Distillers represent a way of boiling water and removing unwanted contaminants more efficiently and conveniently than you can in a pot on the stove. They are nonetheless energy intensive, and don’t provide water that’s immediately consumable (i.e., cold). They aren’t a whole-house solution.
Boiling water is an option with almost no upfront cost, though the energy use does add up. More importantly, boiling water is very labor intensive and inconvenient in that it doesn’t produce immediately consumable water. It can also concentrate rather than remove some volatile contaminants. Like distillers, boiling water isn’t a whole-house solution.
Consumer awareness is increasing. The number of water tests performed is growing, and there are more and more people taking preventative measures. Still, consumer behavior sometimes needs encouragement. It’s not that people don’t care enough for their families. The flaws in their knowledge or reasoning must simply be addressed. They must understand the dangers and realize that, without proactive measures, their safety may not be assured. This doesn’t necessarily need to be done through a sales pitch that focuses on fear—but rather one that stresses the positive health benefits of treated water. One should keep in mind also that combining technologies mentioned above offers a more pragmatic, multi-barrier solution to water treatment than any one individually. And adding UV to the mix offers even more assurance. In fact, UV (like RO) typically includes pre-filtration, making the complete package a multi-barrier solution.
In the end, every customer on a private water supply should take steps to assure their supply is safe at all times. Many of these customers are already in the marketplace, buying filters, softeners, salt, pumps and other pieces of equipment and supplies. A well-trained representative should be able to succinctly deliver the message that there is reason for concern and that reacting to an incident after the fact isn’t worth the risk, especially given the affordability and convenience of some available options. In many ways, the most effective, convenient and affordable of these disinfection options is a UV system.
- Ontario Ministry of the Environment, “Drinking Water Treatment,” p. 11, December 2001.
About the author
Mark Hutchinson is a residential, industrial and commercial systems marketer at Trojan Technologies, of London, Ontario.

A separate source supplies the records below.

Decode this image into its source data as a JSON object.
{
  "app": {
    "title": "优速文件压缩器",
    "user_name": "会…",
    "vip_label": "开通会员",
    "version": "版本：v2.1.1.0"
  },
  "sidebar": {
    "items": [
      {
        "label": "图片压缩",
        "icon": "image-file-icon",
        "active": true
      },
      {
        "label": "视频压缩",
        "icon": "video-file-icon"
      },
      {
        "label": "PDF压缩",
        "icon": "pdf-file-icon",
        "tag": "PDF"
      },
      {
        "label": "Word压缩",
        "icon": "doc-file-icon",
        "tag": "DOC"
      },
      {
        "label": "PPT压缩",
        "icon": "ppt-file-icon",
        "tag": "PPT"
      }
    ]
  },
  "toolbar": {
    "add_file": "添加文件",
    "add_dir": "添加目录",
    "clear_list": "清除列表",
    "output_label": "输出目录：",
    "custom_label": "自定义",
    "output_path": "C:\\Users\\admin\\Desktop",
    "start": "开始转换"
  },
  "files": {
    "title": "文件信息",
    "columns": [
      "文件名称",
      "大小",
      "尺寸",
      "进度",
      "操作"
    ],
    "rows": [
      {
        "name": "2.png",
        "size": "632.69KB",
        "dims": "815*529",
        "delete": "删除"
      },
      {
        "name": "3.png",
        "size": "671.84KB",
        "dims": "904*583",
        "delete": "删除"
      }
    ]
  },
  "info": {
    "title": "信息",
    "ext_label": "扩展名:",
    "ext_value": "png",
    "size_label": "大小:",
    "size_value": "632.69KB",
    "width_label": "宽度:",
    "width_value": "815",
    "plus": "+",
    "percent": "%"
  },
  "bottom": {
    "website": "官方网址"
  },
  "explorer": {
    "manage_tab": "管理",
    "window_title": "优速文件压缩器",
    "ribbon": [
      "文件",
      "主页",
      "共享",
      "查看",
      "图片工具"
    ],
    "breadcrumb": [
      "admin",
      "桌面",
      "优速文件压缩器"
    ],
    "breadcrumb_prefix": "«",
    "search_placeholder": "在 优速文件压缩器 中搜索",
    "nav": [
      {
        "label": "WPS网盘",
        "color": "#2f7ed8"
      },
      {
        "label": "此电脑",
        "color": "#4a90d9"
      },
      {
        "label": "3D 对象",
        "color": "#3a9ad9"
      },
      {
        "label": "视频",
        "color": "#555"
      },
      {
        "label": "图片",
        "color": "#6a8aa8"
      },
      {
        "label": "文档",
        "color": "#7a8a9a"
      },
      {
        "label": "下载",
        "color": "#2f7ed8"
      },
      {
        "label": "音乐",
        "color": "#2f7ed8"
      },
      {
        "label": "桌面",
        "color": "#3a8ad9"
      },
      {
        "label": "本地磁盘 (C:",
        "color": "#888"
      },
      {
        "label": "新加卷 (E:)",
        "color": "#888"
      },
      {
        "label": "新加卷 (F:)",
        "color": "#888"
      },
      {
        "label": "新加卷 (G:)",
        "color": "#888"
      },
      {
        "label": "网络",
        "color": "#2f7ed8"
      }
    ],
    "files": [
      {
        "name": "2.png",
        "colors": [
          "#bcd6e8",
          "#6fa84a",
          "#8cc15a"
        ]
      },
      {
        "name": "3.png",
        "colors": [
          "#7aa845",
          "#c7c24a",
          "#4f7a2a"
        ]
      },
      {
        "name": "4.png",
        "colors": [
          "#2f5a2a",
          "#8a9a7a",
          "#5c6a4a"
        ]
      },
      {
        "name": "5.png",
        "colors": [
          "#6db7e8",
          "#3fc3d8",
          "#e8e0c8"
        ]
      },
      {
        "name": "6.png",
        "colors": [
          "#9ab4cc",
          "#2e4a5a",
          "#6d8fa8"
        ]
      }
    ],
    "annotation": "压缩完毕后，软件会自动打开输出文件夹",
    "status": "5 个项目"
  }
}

Trojan Technologies is a company that has pioneered the use of ultraviolet water disinfection worldwide. Hutchinson can be reached at email: email@example.com.